The products of the leach step 12 are then subjected to a liquid/solids separation step 14, from which the residue is discarded or treated for the recovery of contained values, with the product solution then being subjected to any necessary purification steps 16, the nature of which will be clear to a person skilled in the art. The solution is then passed to an electrowinning step 18 where zinc is deposited on the cathode. Zinc is removed from the cathode from time to time as zinc product, and the spent electrolyte is then treated with ozone in manganese removal step 20 in accordance with the present invention to precipitate a substantial amount of dissolved manganese as manganese dioxide. The ozone may be generated by conventional ozone-producing equipment which produces ozone-containing oxygen gas which is bubbled through the spent electrolyte.

The manganese dioxide precipitate is filtered off in a subsequent liquid/solids separation step 22 and the remaining solution is recycled to the leach step 12.

In one particular example, the zinc sulphide concentrate contained about 50% zinc and 3% manganese.

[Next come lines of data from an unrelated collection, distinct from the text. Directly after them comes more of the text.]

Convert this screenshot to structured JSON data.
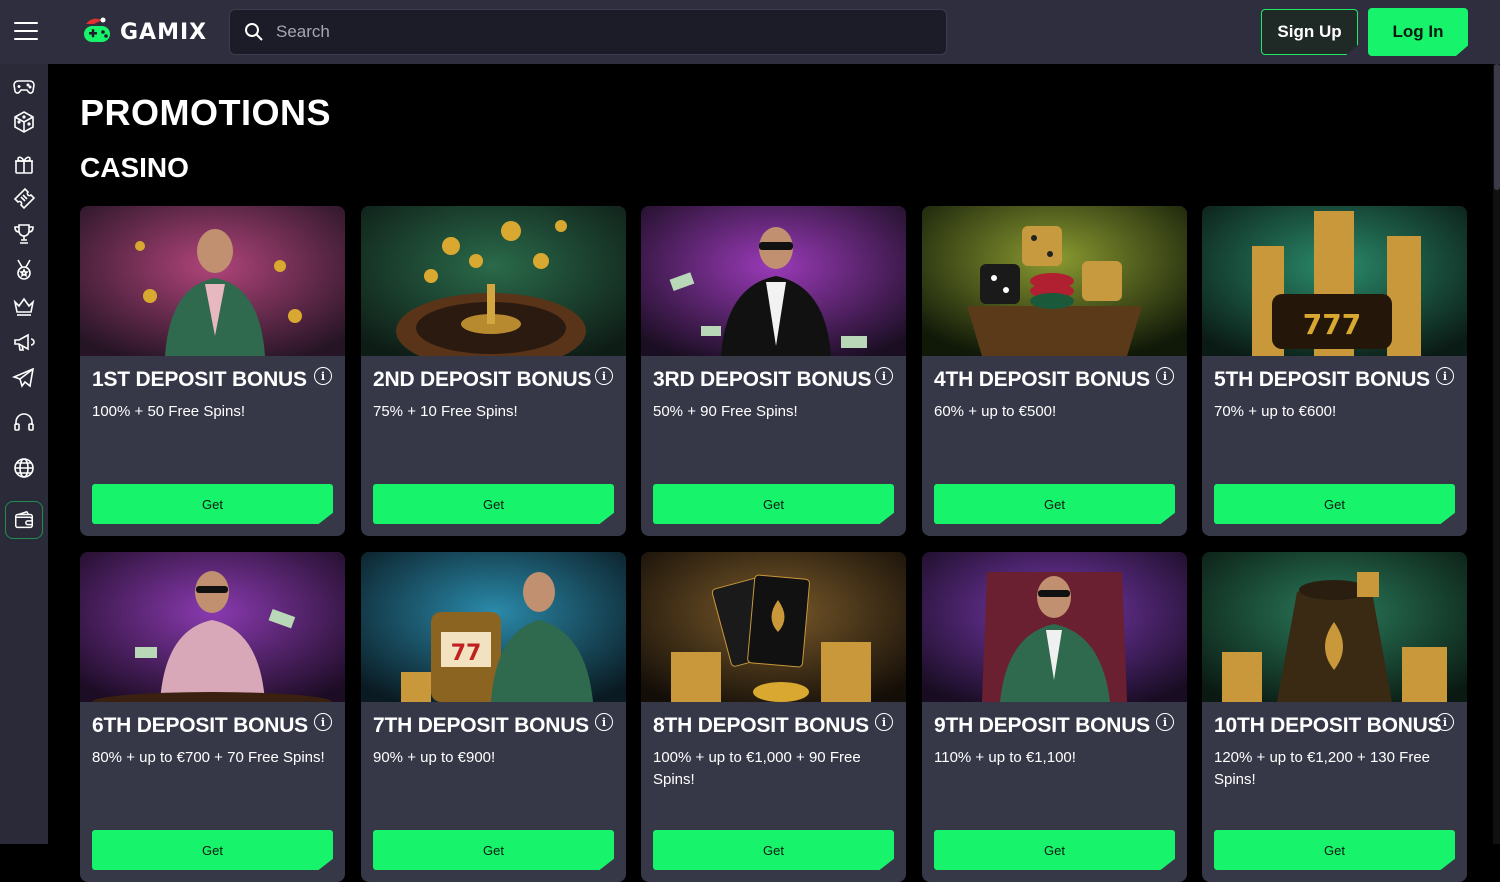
{
  "header": {
    "menu_icon": "hamburger-icon",
    "logo_text": "GAMIX",
    "search_placeholder": "Search",
    "signup_label": "Sign Up",
    "login_label": "Log In"
  },
  "sidebar": {
    "items": [
      {
        "icon": "gamepad-icon"
      },
      {
        "icon": "dice-icon"
      },
      {
        "icon": "gift-icon"
      },
      {
        "icon": "ticket-icon"
      },
      {
        "icon": "trophy-icon"
      },
      {
        "icon": "medal-icon"
      },
      {
        "icon": "crown-icon"
      },
      {
        "icon": "megaphone-icon"
      },
      {
        "icon": "telegram-icon"
      },
      {
        "icon": "headset-icon"
      },
      {
        "icon": "globe-icon"
      },
      {
        "icon": "wallet-icon"
      }
    ]
  },
  "page": {
    "title": "PROMOTIONS",
    "section": "CASINO"
  },
  "colors": {
    "accent": "#17f36a",
    "card_bg": "#363848",
    "topbar_bg": "#2e2e3e"
  },
  "promotions": [
    {
      "title": "1ST DEPOSIT BONUS",
      "desc": "100% + 50 Free Spins!",
      "button": "Get"
    },
    {
      "title": "2ND DEPOSIT BONUS",
      "desc": "75% + 10 Free Spins!",
      "button": "Get"
    },
    {
      "title": "3RD DEPOSIT BONUS",
      "desc": "50% + 90 Free Spins!",
      "button": "Get"
    },
    {
      "title": "4TH DEPOSIT BONUS",
      "desc": "60% + up to €500!",
      "button": "Get"
    },
    {
      "title": "5TH DEPOSIT BONUS",
      "desc": "70% + up to €600!",
      "button": "Get"
    },
    {
      "title": "6TH DEPOSIT BONUS",
      "desc": "80% + up to €700 + 70 Free Spins!",
      "button": "Get"
    },
    {
      "title": "7TH DEPOSIT BONUS",
      "desc": "90% + up to €900!",
      "button": "Get"
    },
    {
      "title": "8TH DEPOSIT BONUS",
      "desc": "100% + up to €1,000 + 90 Free Spins!",
      "button": "Get"
    },
    {
      "title": "9TH DEPOSIT BONUS",
      "desc": "110% + up to €1,100!",
      "button": "Get"
    },
    {
      "title": "10TH DEPOSIT BONUS",
      "desc": "120% + up to €1,200 + 130 Free Spins!",
      "button": "Get"
    }
  ]
}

After the leaching, purification and electrowinning steps, the solution entering the manganese removal step 20 contained about 43 gpl zinc and about 5 gpl manganese, and the sulphuric acid concentration of the solution was about 186 gpl, i.e. slightly less than 2 molar, the temperature being about 35° C. About 45 minutes after the introduction of ozone was commenced, sufficient manganese dioxide was precipitated to reduce the manganese concentration to about 0.35 gpl.

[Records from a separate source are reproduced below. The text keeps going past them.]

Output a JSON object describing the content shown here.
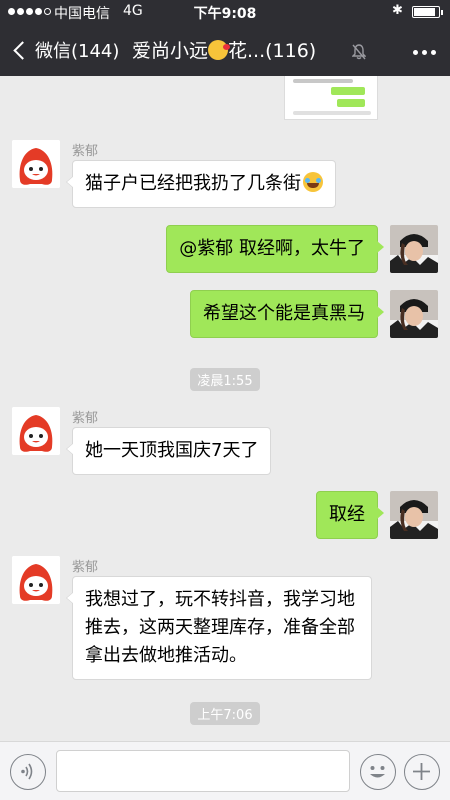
{
  "status_bar": {
    "carrier": "中国电信",
    "network": "4G",
    "time": "下午9:08",
    "signal_level": 4,
    "battery_level": 0.8
  },
  "nav": {
    "back_label": "微信(144)",
    "title": "爱尚小远",
    "title_suffix": "花...(116)",
    "muted": true
  },
  "messages": [
    {
      "type": "image",
      "from": "me"
    },
    {
      "type": "text",
      "from": "other",
      "sender": "紫郁",
      "text": "猫子户已经把我扔了几条街",
      "emoji": "cry-laugh-emoji"
    },
    {
      "type": "text",
      "from": "me",
      "text": "@紫郁 取经啊，太牛了"
    },
    {
      "type": "text",
      "from": "me",
      "text": "希望这个能是真黑马"
    },
    {
      "type": "time",
      "text": "凌晨1:55"
    },
    {
      "type": "text",
      "from": "other",
      "sender": "紫郁",
      "text": "她一天顶我国庆7天了"
    },
    {
      "type": "text",
      "from": "me",
      "text": "取经"
    },
    {
      "type": "text",
      "from": "other",
      "sender": "紫郁",
      "text": "我想过了，玩不转抖音，我学习地推去，这两天整理库存，准备全部拿出去做地推活动。"
    },
    {
      "type": "time",
      "text": "上午7:06"
    }
  ],
  "input": {
    "placeholder": ""
  },
  "colors": {
    "header_bg": "#2e2e33",
    "chat_bg": "#ebebeb",
    "my_bubble": "#a0e759",
    "other_bubble": "#ffffff",
    "avatar_red": "#e43b26"
  },
  "icons": {
    "back": "chevron-left-icon",
    "mute": "bell-muted-icon",
    "more": "more-icon",
    "voice": "voice-icon",
    "emoji": "emoji-icon",
    "plus": "plus-icon"
  }
}
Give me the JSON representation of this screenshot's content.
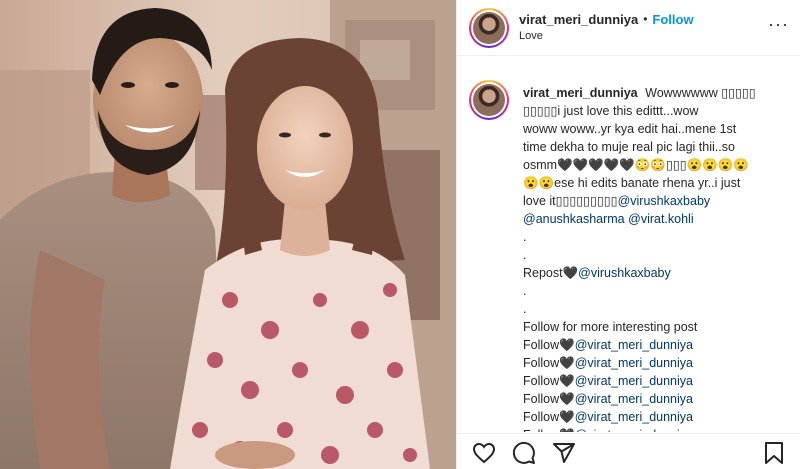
{
  "header": {
    "username": "virat_meri_dunniya",
    "separator": "•",
    "follow_label": "Follow",
    "subtitle": "Love",
    "more_label": "···"
  },
  "caption": {
    "username": "virat_meri_dunniya",
    "lines": [
      {
        "text": "Wowwwwww ▯▯▯▯▯",
        "inline": true
      },
      {
        "text": "▯▯▯▯▯i just love this edittt...wow"
      },
      {
        "text": "woww woww..yr kya edit hai..mene 1st"
      },
      {
        "text": "time dekha to muje real pic lagi thii..so"
      },
      {
        "text": "osmm🖤🖤🖤🖤🖤😳😳▯▯▯😮😮😮😮"
      },
      {
        "text": "😮😮ese hi edits banate rhena yr..i just"
      },
      {
        "text": "love it▯▯▯▯▯▯▯▯▯",
        "mention": "@virushkaxbaby"
      },
      {
        "mention": "@anushkasharma",
        "mention2": "@virat.kohli"
      },
      {
        "text": "."
      },
      {
        "text": "."
      },
      {
        "text": "Repost🖤",
        "mention": "@virushkaxbaby"
      },
      {
        "text": "."
      },
      {
        "text": "."
      },
      {
        "text": "Follow for more interesting post"
      },
      {
        "text": "Follow🖤",
        "mention": "@virat_meri_dunniya"
      },
      {
        "text": "Follow🖤",
        "mention": "@virat_meri_dunniya"
      },
      {
        "text": "Follow🖤",
        "mention": "@virat_meri_dunniya"
      },
      {
        "text": "Follow🖤",
        "mention": "@virat_meri_dunniya"
      },
      {
        "text": "Follow🖤",
        "mention": "@virat_meri_dunniya"
      },
      {
        "text": "Follow🖤",
        "mention": "@virat_meri_dunniya"
      }
    ]
  },
  "actions": {
    "icons": [
      "heart-icon",
      "comment-icon",
      "share-icon",
      "bookmark-icon"
    ]
  },
  "colors": {
    "follow": "#0095f6",
    "mention": "#00376b",
    "text": "#262626",
    "border": "#efefef"
  }
}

The manganese dioxide was precipitated as a black easily filterable solid which X-ray analysis showed to be a mixture of (--MnO2 and γ--MnO2. Very little zinc was precipitated by the ozone, with the result that the zinc concentration of the manganese dioxide precipitate was about 1.6%, while the manganese content was 55%.

The resulting manganese concentration in the solution passed to the leaching step 12 was consequently satisfactory for the subsequent zinc electrowinning step 22, even after additional manganese pick-up during the leaching step 12.

The manganese removal step 20 and related separation step 22 may if desired take place between the purification step 16 and the electrowinning step 18, with any desirable increase in free acidity being effected by recycling some of the spent electrolyte from the electrowinning step 18 to the manganese removal step 20.

The particle size and/or crystal structure of the manganese dioxide in the removal step 20 may be improved by recycling some of the manganese dioxide from the separation step 22 to the removal step 20, as indicated in dotted outline in the drawing. Such recycled manganese dioxide may for example be thickener underflow or unwashed filter cake from the separation step 22. although the described preferred embodiment is concerned with the extraction of zinc from unroasted zinc sulphide material by acid oxidation pressure leaching, it will be appreciated by a person skilled in the art that the invention is equally applicable to processes in which the oxidic calcine obtained by roasting zinc sulphide material is subjected to acid leaching with zinc subsequently being obtained by electrowinning from the leach solution.

Also, as indicated earlier, the invention is also applicable to zinc extraction processes in which a manganese containing compound, which may be manganese dioxide, is added to the leach step to promote the oxidation of iron present in the zinc-containing material.

Other embodiments and examples of the invention will of course be readily apparent to the person skilled in the art.